Twenty-nine North Korean defectors were caught by Chinese police and are on the brink of being repatriated to North Korea. Seoul has asked Beijing to release them but there has been no reply.

According to their families in South Korea, 10 of the defectors were caught by Chinese police while trying to board a bus in Shenyang around last Wednesday evening. They were on their way to join their families in South Korea. About half were male and half female, and the group included teenagers, the relatives said. They requested emergency relief from the National Human Rights Commission though an activist group. Continue reading

The Death of Kim Jong-Il: Painting Perspective Part II

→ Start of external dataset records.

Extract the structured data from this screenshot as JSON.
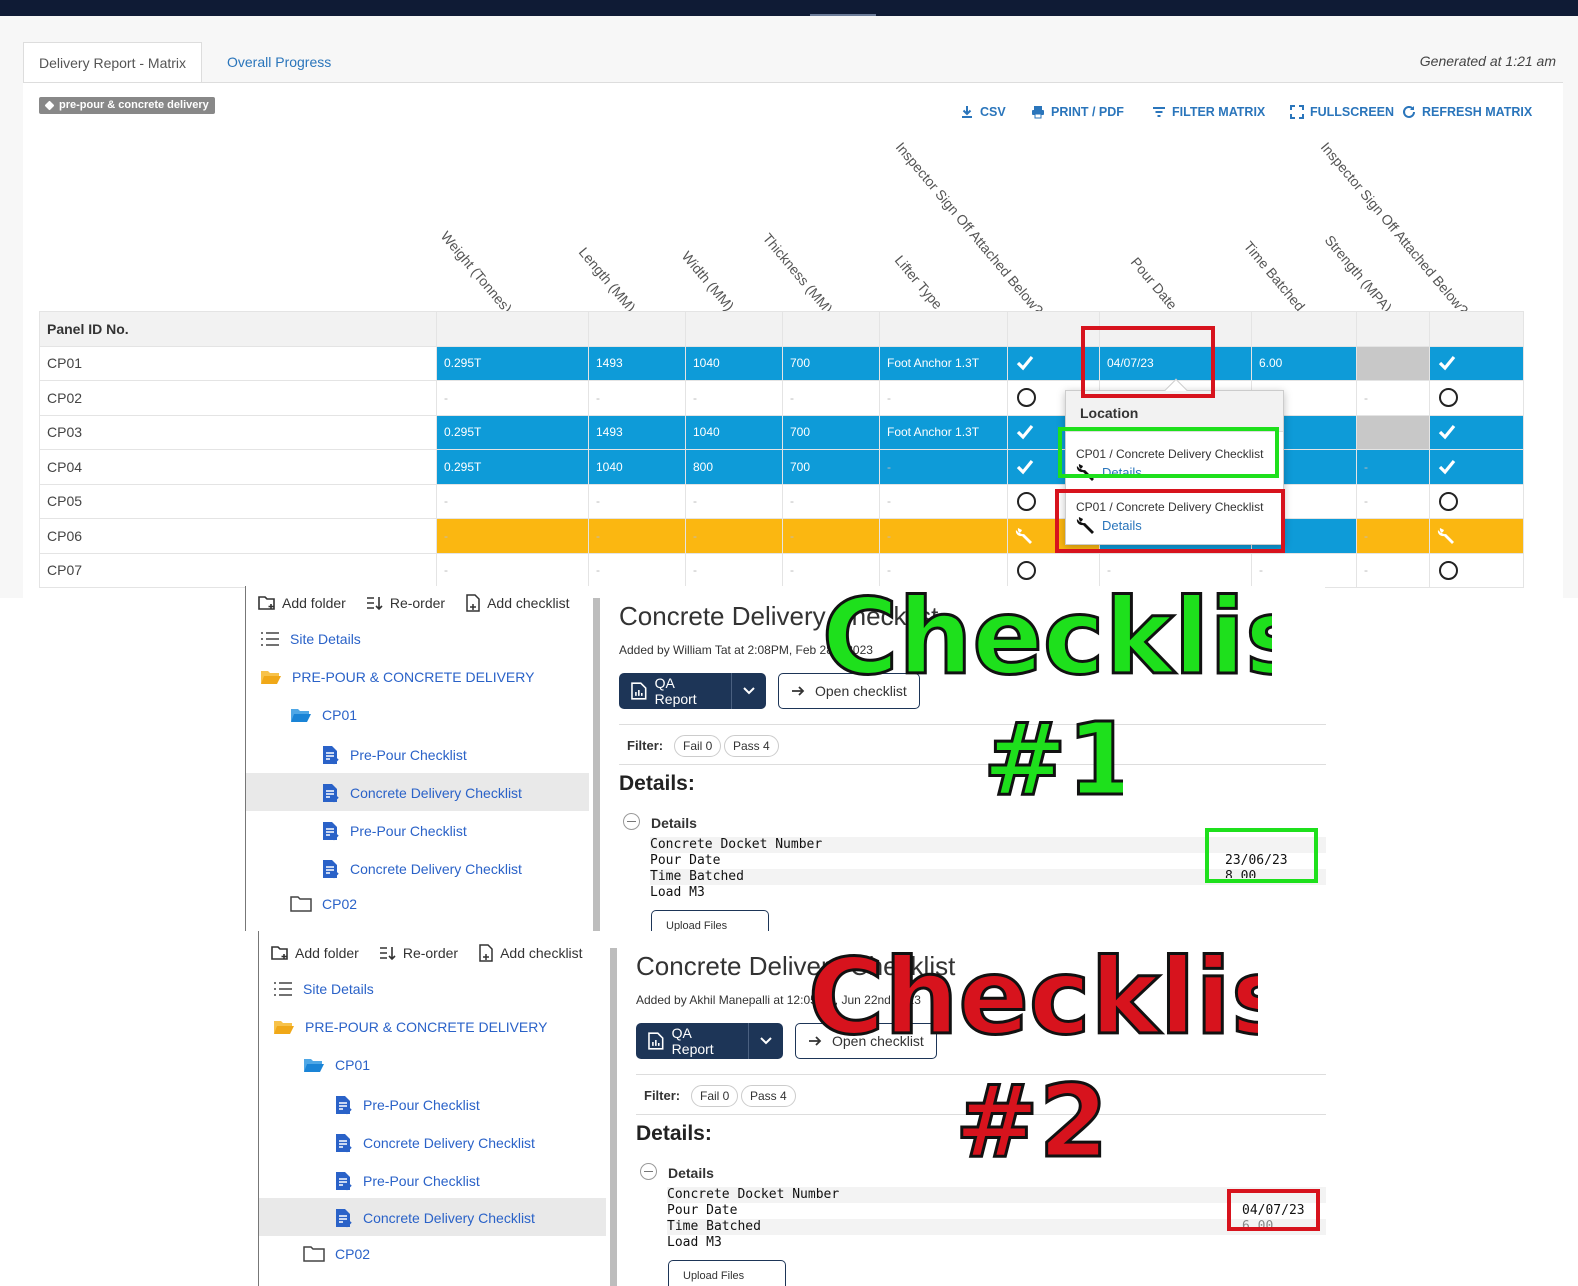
{
  "tabs": {
    "active": "Delivery Report - Matrix",
    "other": "Overall Progress"
  },
  "generated": "Generated at 1:21 am",
  "tag": "pre-pour & concrete delivery",
  "toolbar": {
    "csv": "CSV",
    "print": "PRINT / PDF",
    "filter": "FILTER MATRIX",
    "fullscreen": "FULLSCREEN",
    "refresh": "REFRESH MATRIX"
  },
  "columns": [
    "Weight (Tonnes)",
    "Length (MM)",
    "Width (MM)",
    "Thickness (MM)",
    "Lifter Type",
    "Inspector Sign Off Attached Below?",
    "Pour Date",
    "Time Batched",
    "Strength (MPA)",
    "Inspector Sign Off Attached Below?"
  ],
  "matrix": {
    "header": "Panel ID No.",
    "rows": [
      {
        "id": "CP01",
        "cells": [
          "0.295T",
          "1493",
          "1040",
          "700",
          "Foot Anchor 1.3T",
          "check",
          "04/07/23",
          "6.00",
          "grey",
          "check"
        ],
        "style": "blue"
      },
      {
        "id": "CP02",
        "cells": [
          "-",
          "-",
          "-",
          "-",
          "-",
          "circle",
          "",
          "",
          "-",
          "circle"
        ],
        "style": "white"
      },
      {
        "id": "CP03",
        "cells": [
          "0.295T",
          "1493",
          "1040",
          "700",
          "Foot Anchor 1.3T",
          "check",
          "",
          "",
          "grey",
          "check"
        ],
        "style": "blue"
      },
      {
        "id": "CP04",
        "cells": [
          "0.295T",
          "1040",
          "800",
          "700",
          "-",
          "check",
          "",
          "",
          "-",
          "check"
        ],
        "style": "blue"
      },
      {
        "id": "CP05",
        "cells": [
          "-",
          "-",
          "-",
          "-",
          "-",
          "circle",
          "",
          "",
          "-",
          "circle"
        ],
        "style": "white"
      },
      {
        "id": "CP06",
        "cells": [
          "-",
          "-",
          "-",
          "-",
          "-",
          "wrench",
          "",
          "",
          "-",
          "wrench"
        ],
        "style": "orange"
      },
      {
        "id": "CP07",
        "cells": [
          "-",
          "-",
          "-",
          "-",
          "-",
          "circle",
          "-",
          "-",
          "-",
          "circle"
        ],
        "style": "white"
      }
    ]
  },
  "popup": {
    "title": "Location",
    "items": [
      {
        "path": "CP01 / Concrete Delivery Checklist",
        "link": "Details"
      },
      {
        "path": "CP01 / Concrete Delivery Checklist",
        "link": "Details"
      }
    ]
  },
  "shot1": {
    "actions": {
      "add_folder": "Add folder",
      "reorder": "Re-order",
      "add_checklist": "Add checklist"
    },
    "tree": [
      "Site Details",
      "PRE-POUR & CONCRETE DELIVERY",
      "CP01",
      "Pre-Pour Checklist",
      "Concrete Delivery Checklist",
      "Pre-Pour Checklist",
      "Concrete Delivery Checklist",
      "CP02"
    ],
    "title": "Concrete Delivery Checklist",
    "added_by": "Added by William Tat at 2:08PM, Feb 28th 2023",
    "qa_report": "QA Report",
    "open_checklist": "Open checklist",
    "filter_label": "Filter:",
    "fail": "Fail 0",
    "pass": "Pass 4",
    "details_heading": "Details:",
    "details_section": "Details",
    "fields": [
      "Concrete Docket Number",
      "Pour Date",
      "Time Batched",
      "Load M3"
    ],
    "pour_date": "23/06/23",
    "time_batched": "8.00",
    "upload": "Upload Files",
    "overlay_word": "Checklist",
    "overlay_num": "#1"
  },
  "shot2": {
    "actions": {
      "add_folder": "Add folder",
      "reorder": "Re-order",
      "add_checklist": "Add checklist"
    },
    "tree": [
      "Site Details",
      "PRE-POUR & CONCRETE DELIVERY",
      "CP01",
      "Pre-Pour Checklist",
      "Concrete Delivery Checklist",
      "Pre-Pour Checklist",
      "Concrete Delivery Checklist",
      "CP02"
    ],
    "title": "Concrete Delivery Checklist",
    "added_by": "Added by Akhil Manepalli at 12:05PM, Jun 22nd 2023",
    "qa_report": "QA Report",
    "open_checklist": "Open checklist",
    "filter_label": "Filter:",
    "fail": "Fail 0",
    "pass": "Pass 4",
    "details_heading": "Details:",
    "details_section": "Details",
    "fields": [
      "Concrete Docket Number",
      "Pour Date",
      "Time Batched",
      "Load M3"
    ],
    "pour_date": "04/07/23",
    "time_batched": "6.00",
    "upload": "Upload Files",
    "overlay_word": "Checklist",
    "overlay_num": "#2"
  },
  "colors": {
    "blue": "#0e9bd8",
    "orange": "#fbb711",
    "nav": "#0f1b35",
    "link": "#2a75bb",
    "red": "#d7131d",
    "green": "#1ee01c"
  }
}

As a continuation of my previous article, I would like to look at one of many articles written by the British Broadcasting Corporation (BBC) regarding the death of Kim Jong-Il. I have chosen to compare and contrast Fox News with the BBC because it is the largest broadcaster in the world and because of my own appreciation for its world news broadcasts.

The particular article that I will explore in this continuation directly addresses the question that so many people had asked me. The article is titled: “How Genuine are the Tears in North Korea.” As an introduction to the article, Tom Geoghegan writes, “The outpouring of grief in North Korea after the passing of Kim Jong-Il has been fervent and widespread. So are the people sincerely feeling this loss or are they behaving as they think they should?” Continue reading

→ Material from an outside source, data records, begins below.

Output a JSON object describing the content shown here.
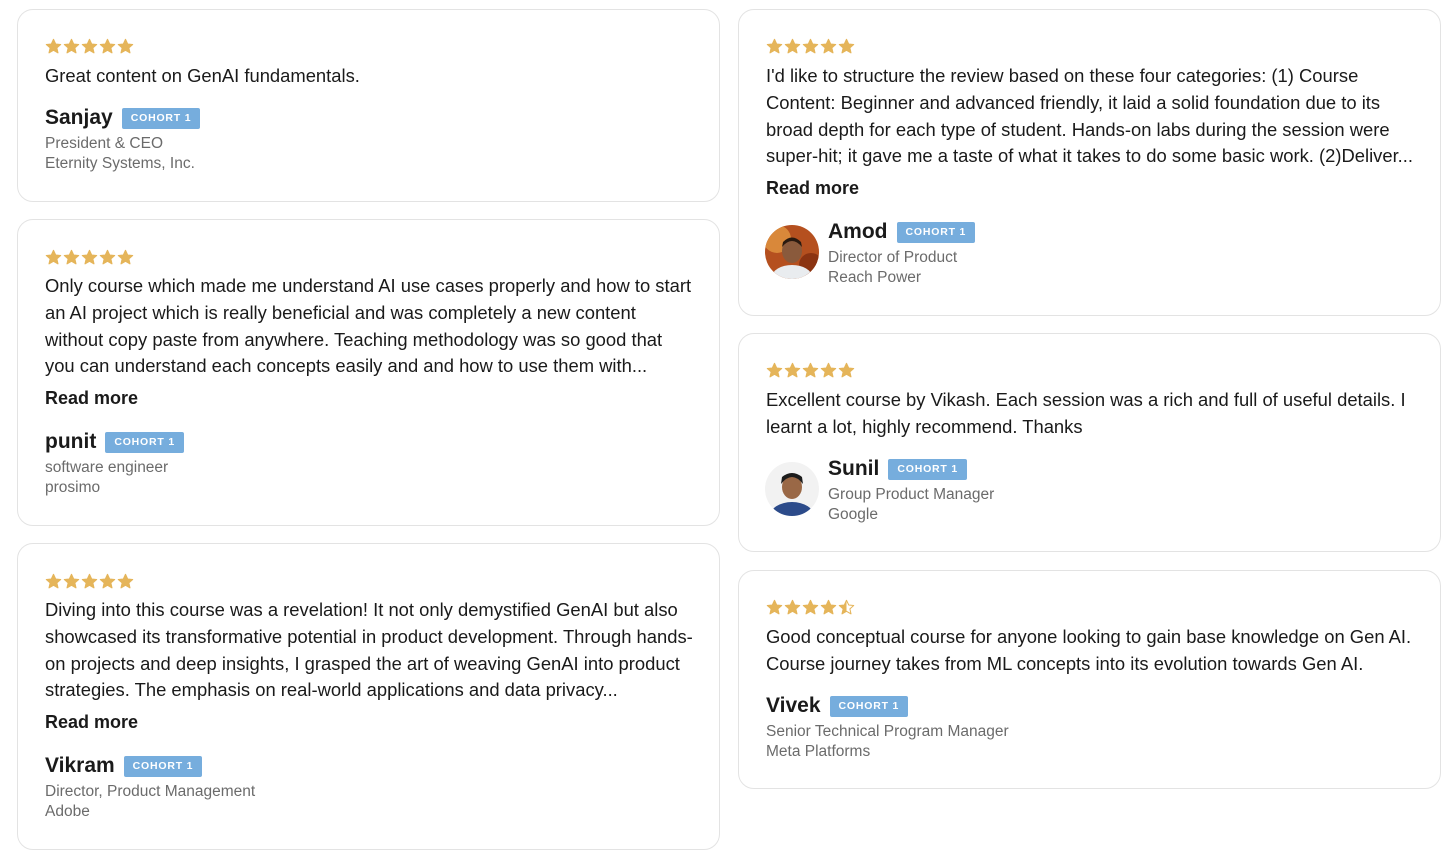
{
  "colors": {
    "star": "#e5b55a",
    "badge": "#76addd",
    "border": "#e3e3e3",
    "muted": "#6b6b6b"
  },
  "read_more_label": "Read more",
  "reviews": [
    {
      "rating": 5,
      "text": "Great content on GenAI fundamentals.",
      "name": "Sanjay",
      "badge": "COHORT 1",
      "role": "President & CEO",
      "company": "Eternity Systems, Inc."
    },
    {
      "rating": 5,
      "text": "Only course which made me understand AI use cases properly and how to start an AI project which is really beneficial and was completely a new content without copy paste from anywhere. Teaching methodology was so good that you can understand each concepts easily and and how to use them with...",
      "name": "punit",
      "badge": "COHORT 1",
      "role": "software engineer",
      "company": "prosimo"
    },
    {
      "rating": 5,
      "text": "Diving into this course was a revelation! It not only demystified GenAI but also showcased its transformative potential in product development. Through hands-on projects and deep insights, I grasped the art of weaving GenAI into product strategies. The emphasis on real-world applications and data privacy...",
      "name": "Vikram",
      "badge": "COHORT 1",
      "role": "Director, Product Management",
      "company": "Adobe"
    },
    {
      "rating": 5,
      "text": "I'd like to structure the review based on these four categories: (1) Course Content: Beginner and advanced friendly, it laid a solid foundation due to its broad depth for each type of student. Hands-on labs during the session were super-hit; it gave me a taste of what it takes to do some basic work. (2)Deliver...",
      "name": "Amod",
      "badge": "COHORT 1",
      "role": "Director of Product",
      "company": "Reach Power"
    },
    {
      "rating": 5,
      "text": "Excellent course by Vikash. Each session was a rich and full of useful details. I learnt a lot, highly recommend. Thanks",
      "name": "Sunil",
      "badge": "COHORT 1",
      "role": "Group Product Manager",
      "company": "Google"
    },
    {
      "rating": 4.5,
      "text": "Good conceptual course for anyone looking to gain base knowledge on Gen AI. Course journey takes from ML concepts into its evolution towards Gen AI.",
      "name": "Vivek",
      "badge": "COHORT 1",
      "role": "Senior Technical Program Manager",
      "company": "Meta Platforms"
    }
  ]
}
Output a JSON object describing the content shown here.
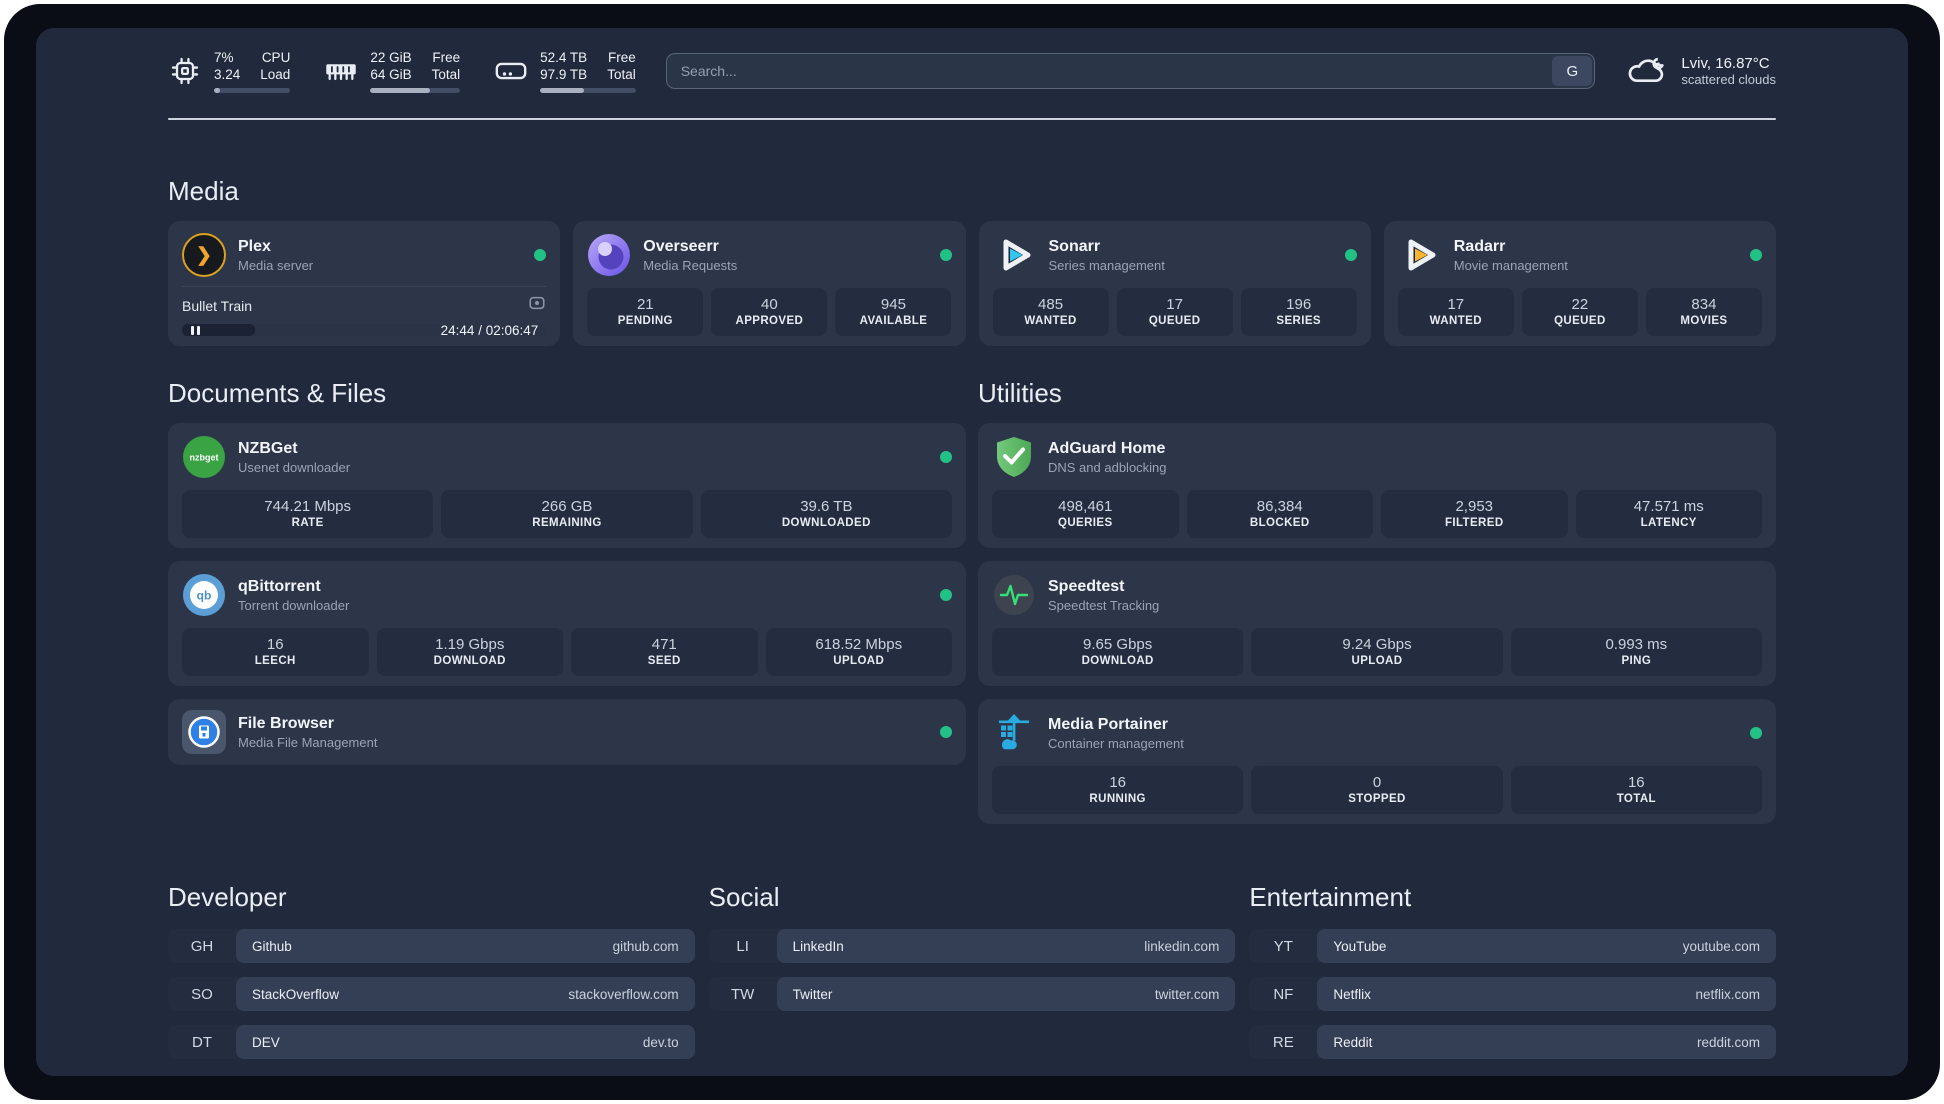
{
  "header": {
    "stats": [
      {
        "icon": "cpu-icon",
        "values": [
          "7%",
          "3.24"
        ],
        "labels": [
          "CPU",
          "Load"
        ],
        "progress": 8
      },
      {
        "icon": "ram-icon",
        "values": [
          "22 GiB",
          "64 GiB"
        ],
        "labels": [
          "Free",
          "Total"
        ],
        "progress": 66
      },
      {
        "icon": "disk-icon",
        "values": [
          "52.4 TB",
          "97.9 TB"
        ],
        "labels": [
          "Free",
          "Total"
        ],
        "progress": 46
      }
    ],
    "search": {
      "placeholder": "Search...",
      "engine": "G"
    },
    "weather": {
      "title": "Lviv, 16.87°C",
      "subtitle": "scattered clouds"
    }
  },
  "media": {
    "heading": "Media",
    "plex": {
      "name": "Plex",
      "subtitle": "Media server",
      "now_playing": "Bullet Train",
      "time": "24:44 / 02:06:47",
      "progress": 20
    },
    "overseerr": {
      "name": "Overseerr",
      "subtitle": "Media Requests",
      "stats": [
        {
          "value": "21",
          "label": "PENDING"
        },
        {
          "value": "40",
          "label": "APPROVED"
        },
        {
          "value": "945",
          "label": "AVAILABLE"
        }
      ]
    },
    "sonarr": {
      "name": "Sonarr",
      "subtitle": "Series management",
      "stats": [
        {
          "value": "485",
          "label": "WANTED"
        },
        {
          "value": "17",
          "label": "QUEUED"
        },
        {
          "value": "196",
          "label": "SERIES"
        }
      ]
    },
    "radarr": {
      "name": "Radarr",
      "subtitle": "Movie management",
      "stats": [
        {
          "value": "17",
          "label": "WANTED"
        },
        {
          "value": "22",
          "label": "QUEUED"
        },
        {
          "value": "834",
          "label": "MOVIES"
        }
      ]
    }
  },
  "documents": {
    "heading": "Documents & Files",
    "nzbget": {
      "name": "NZBGet",
      "subtitle": "Usenet downloader",
      "stats": [
        {
          "value": "744.21 Mbps",
          "label": "RATE"
        },
        {
          "value": "266 GB",
          "label": "REMAINING"
        },
        {
          "value": "39.6 TB",
          "label": "DOWNLOADED"
        }
      ]
    },
    "qbittorrent": {
      "name": "qBittorrent",
      "subtitle": "Torrent downloader",
      "stats": [
        {
          "value": "16",
          "label": "LEECH"
        },
        {
          "value": "1.19 Gbps",
          "label": "DOWNLOAD"
        },
        {
          "value": "471",
          "label": "SEED"
        },
        {
          "value": "618.52 Mbps",
          "label": "UPLOAD"
        }
      ]
    },
    "filebrowser": {
      "name": "File Browser",
      "subtitle": "Media File Management"
    }
  },
  "utilities": {
    "heading": "Utilities",
    "adguard": {
      "name": "AdGuard Home",
      "subtitle": "DNS and adblocking",
      "stats": [
        {
          "value": "498,461",
          "label": "QUERIES"
        },
        {
          "value": "86,384",
          "label": "BLOCKED"
        },
        {
          "value": "2,953",
          "label": "FILTERED"
        },
        {
          "value": "47.571 ms",
          "label": "LATENCY"
        }
      ]
    },
    "speedtest": {
      "name": "Speedtest",
      "subtitle": "Speedtest Tracking",
      "stats": [
        {
          "value": "9.65 Gbps",
          "label": "DOWNLOAD"
        },
        {
          "value": "9.24 Gbps",
          "label": "UPLOAD"
        },
        {
          "value": "0.993 ms",
          "label": "PING"
        }
      ]
    },
    "portainer": {
      "name": "Media Portainer",
      "subtitle": "Container management",
      "stats": [
        {
          "value": "16",
          "label": "RUNNING"
        },
        {
          "value": "0",
          "label": "STOPPED"
        },
        {
          "value": "16",
          "label": "TOTAL"
        }
      ]
    }
  },
  "bookmarks": [
    {
      "heading": "Developer",
      "links": [
        {
          "abbr": "GH",
          "name": "Github",
          "url": "github.com"
        },
        {
          "abbr": "SO",
          "name": "StackOverflow",
          "url": "stackoverflow.com"
        },
        {
          "abbr": "DT",
          "name": "DEV",
          "url": "dev.to"
        }
      ]
    },
    {
      "heading": "Social",
      "links": [
        {
          "abbr": "LI",
          "name": "LinkedIn",
          "url": "linkedin.com"
        },
        {
          "abbr": "TW",
          "name": "Twitter",
          "url": "twitter.com"
        }
      ]
    },
    {
      "heading": "Entertainment",
      "links": [
        {
          "abbr": "YT",
          "name": "YouTube",
          "url": "youtube.com"
        },
        {
          "abbr": "NF",
          "name": "Netflix",
          "url": "netflix.com"
        },
        {
          "abbr": "RE",
          "name": "Reddit",
          "url": "reddit.com"
        }
      ]
    }
  ],
  "icons": {
    "nzbget_text": "nzbget",
    "qb_text": "qb",
    "plex_chevron": "❯"
  },
  "colors": {
    "status_online": "#22c287",
    "panel": "#212a3d",
    "card": "#2c3648",
    "stat_box": "#232d3f"
  }
}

An Inside Look at North Korea

North Korea is the most reclusive country in the world today. The government goes through painstaking measures to make sure that nobody knows what exactly is going on behind its doors. What’s worse is that they go through even more painstaking measures to make sure nobody inside knows what’s going on outside its borders. But every once in a while, you’re presented with an opportunity to step behind the curtains and see North Korea through the eyes of a North Korean. Actually, scratch that. The North Korean government would never allow that. But in the least, we’re sometimes able to see North Korea through the camera lens of a foreigner, whether it be tourists or news agencies. What we see through such pictures may not be exactly what North Korea really is, but at least we get an idea.

I was reading through the Washington Post a few weeks back and came across some photos of North Korea that I thought were stunning. These photos are the work of David Guttenfelder, the chief photographer for the Associated Press Asia, and I’d like to share them with you.

This is the Pyongyang Airport. I guess this would be the first thing you see of North Korea if you enter by plane. I read an article about Air Koryo, North Korea’s official airline, and it was ranked as the worst airline in the world. It is the only airline in the world that has been rated with 1 star, with the reason being a lack of safety. Continue reading